[[ DATA PROVIDED, beginning ]]

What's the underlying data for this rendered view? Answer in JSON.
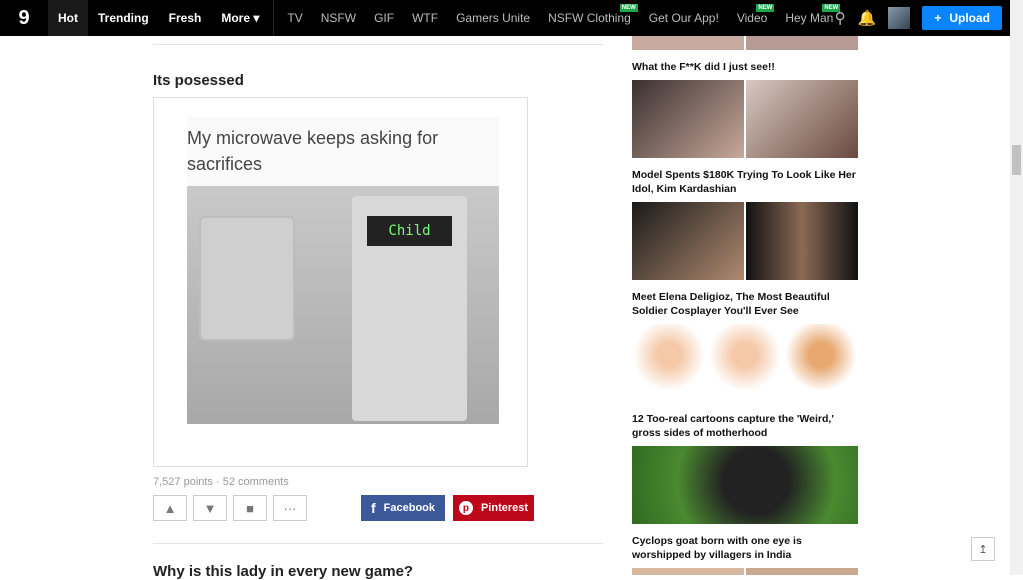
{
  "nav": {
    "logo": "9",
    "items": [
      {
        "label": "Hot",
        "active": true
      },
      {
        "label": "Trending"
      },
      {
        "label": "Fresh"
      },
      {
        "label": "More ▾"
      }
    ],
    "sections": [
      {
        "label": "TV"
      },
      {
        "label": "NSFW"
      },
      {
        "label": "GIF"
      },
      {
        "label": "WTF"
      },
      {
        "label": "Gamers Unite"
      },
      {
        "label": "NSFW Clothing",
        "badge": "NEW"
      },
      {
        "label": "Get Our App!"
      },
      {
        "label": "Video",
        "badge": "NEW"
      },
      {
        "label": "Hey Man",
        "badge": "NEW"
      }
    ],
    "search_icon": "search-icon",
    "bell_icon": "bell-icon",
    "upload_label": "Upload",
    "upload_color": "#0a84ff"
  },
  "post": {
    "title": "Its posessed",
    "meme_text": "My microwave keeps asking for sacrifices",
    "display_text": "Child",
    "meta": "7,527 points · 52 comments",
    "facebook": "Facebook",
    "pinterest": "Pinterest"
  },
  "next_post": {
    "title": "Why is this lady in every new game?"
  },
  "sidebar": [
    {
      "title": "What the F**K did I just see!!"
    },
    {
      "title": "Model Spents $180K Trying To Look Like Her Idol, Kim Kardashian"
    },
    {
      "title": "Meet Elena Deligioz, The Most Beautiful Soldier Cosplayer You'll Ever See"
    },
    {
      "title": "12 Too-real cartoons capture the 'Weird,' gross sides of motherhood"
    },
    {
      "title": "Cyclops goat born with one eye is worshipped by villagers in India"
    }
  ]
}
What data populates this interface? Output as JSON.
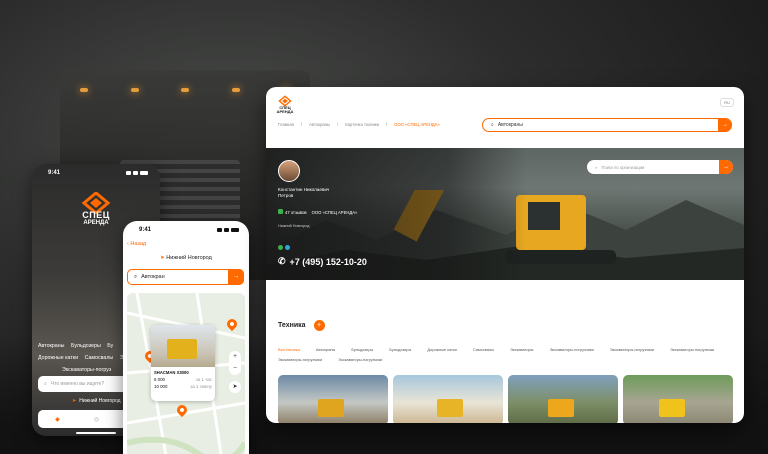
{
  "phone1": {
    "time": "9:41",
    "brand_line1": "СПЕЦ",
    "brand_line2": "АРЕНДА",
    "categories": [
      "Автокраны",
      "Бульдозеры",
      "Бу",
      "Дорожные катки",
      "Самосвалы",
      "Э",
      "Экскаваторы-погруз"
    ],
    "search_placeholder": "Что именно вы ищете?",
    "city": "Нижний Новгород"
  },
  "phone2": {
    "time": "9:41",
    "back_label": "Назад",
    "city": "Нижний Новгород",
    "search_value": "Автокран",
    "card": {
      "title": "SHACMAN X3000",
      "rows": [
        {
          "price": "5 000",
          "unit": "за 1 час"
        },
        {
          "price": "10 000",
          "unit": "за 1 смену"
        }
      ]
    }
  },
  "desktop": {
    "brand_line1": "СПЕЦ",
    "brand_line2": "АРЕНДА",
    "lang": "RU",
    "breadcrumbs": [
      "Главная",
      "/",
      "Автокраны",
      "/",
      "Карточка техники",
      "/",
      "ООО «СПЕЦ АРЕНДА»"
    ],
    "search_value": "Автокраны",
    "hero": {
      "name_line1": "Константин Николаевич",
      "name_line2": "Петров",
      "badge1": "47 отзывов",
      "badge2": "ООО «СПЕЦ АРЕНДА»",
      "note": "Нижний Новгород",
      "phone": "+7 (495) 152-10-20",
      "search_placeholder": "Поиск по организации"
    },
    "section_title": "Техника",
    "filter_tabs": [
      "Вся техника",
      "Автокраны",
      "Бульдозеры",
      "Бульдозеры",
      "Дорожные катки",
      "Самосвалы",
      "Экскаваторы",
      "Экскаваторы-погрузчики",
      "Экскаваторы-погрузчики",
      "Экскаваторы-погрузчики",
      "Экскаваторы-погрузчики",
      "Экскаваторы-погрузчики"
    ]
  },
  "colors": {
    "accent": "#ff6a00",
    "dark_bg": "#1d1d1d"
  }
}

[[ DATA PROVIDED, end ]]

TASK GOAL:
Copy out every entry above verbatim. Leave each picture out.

WRITTEN ANSWER:
What's the underlying data for this rendered view? Answer in JSON.
{
  "nav": {
    "logo": "9",
    "items": [
      {
        "label": "Hot",
        "active": true
      },
      {
        "label": "Trending"
      },
      {
        "label": "Fresh"
      },
      {
        "label": "More ▾"
      }
    ],
    "sections": [
      {
        "label": "TV"
      },
      {
        "label": "NSFW"
      },
      {
        "label": "GIF"
      },
      {
        "label": "WTF"
      },
      {
        "label": "Gamers Unite"
      },
      {
        "label": "NSFW Clothing",
        "badge": "NEW"
      },
      {
        "label": "Get Our App!"
      },
      {
        "label": "Video",
        "badge": "NEW"
      },
      {
        "label": "Hey Man",
        "badge": "NEW"
      }
    ],
    "search_icon": "search-icon",
    "bell_icon": "bell-icon",
    "upload_label": "Upload",
    "upload_color": "#0a84ff"
  },
  "post": {
    "title": "Its posessed",
    "meme_text": "My microwave keeps asking for sacrifices",
    "display_text": "Child",
    "meta": "7,527 points · 52 comments",
    "facebook": "Facebook",
    "pinterest": "Pinterest"
  },
  "next_post": {
    "title": "Why is this lady in every new game?"
  },
  "sidebar": [
    {
      "title": "What the F**K did I just see!!"
    },
    {
      "title": "Model Spents $180K Trying To Look Like Her Idol, Kim Kardashian"
    },
    {
      "title": "Meet Elena Deligioz, The Most Beautiful Soldier Cosplayer You'll Ever See"
    },
    {
      "title": "12 Too-real cartoons capture the 'Weird,' gross sides of motherhood"
    },
    {
      "title": "Cyclops goat born with one eye is worshipped by villagers in India"
    }
  ]
}
What data populates this interface? Output as JSON.
{
  "phone1": {
    "time": "9:41",
    "brand_line1": "СПЕЦ",
    "brand_line2": "АРЕНДА",
    "categories": [
      "Автокраны",
      "Бульдозеры",
      "Бу",
      "Дорожные катки",
      "Самосвалы",
      "Э",
      "Экскаваторы-погруз"
    ],
    "search_placeholder": "Что именно вы ищете?",
    "city": "Нижний Новгород"
  },
  "phone2": {
    "time": "9:41",
    "back_label": "Назад",
    "city": "Нижний Новгород",
    "search_value": "Автокран",
    "card": {
      "title": "SHACMAN X3000",
      "rows": [
        {
          "price": "5 000",
          "unit": "за 1 час"
        },
        {
          "price": "10 000",
          "unit": "за 1 смену"
        }
      ]
    }
  },
  "desktop": {
    "brand_line1": "СПЕЦ",
    "brand_line2": "АРЕНДА",
    "lang": "RU",
    "breadcrumbs": [
      "Главная",
      "/",
      "Автокраны",
      "/",
      "Карточка техники",
      "/",
      "ООО «СПЕЦ АРЕНДА»"
    ],
    "search_value": "Автокраны",
    "hero": {
      "name_line1": "Константин Николаевич",
      "name_line2": "Петров",
      "badge1": "47 отзывов",
      "badge2": "ООО «СПЕЦ АРЕНДА»",
      "note": "Нижний Новгород",
      "phone": "+7 (495) 152-10-20",
      "search_placeholder": "Поиск по организации"
    },
    "section_title": "Техника",
    "filter_tabs": [
      "Вся техника",
      "Автокраны",
      "Бульдозеры",
      "Бульдозеры",
      "Дорожные катки",
      "Самосвалы",
      "Экскаваторы",
      "Экскаваторы-погрузчики",
      "Экскаваторы-погрузчики",
      "Экскаваторы-погрузчики",
      "Экскаваторы-погрузчики",
      "Экскаваторы-погрузчики"
    ]
  },
  "colors": {
    "accent": "#ff6a00",
    "dark_bg": "#1d1d1d"
  }
}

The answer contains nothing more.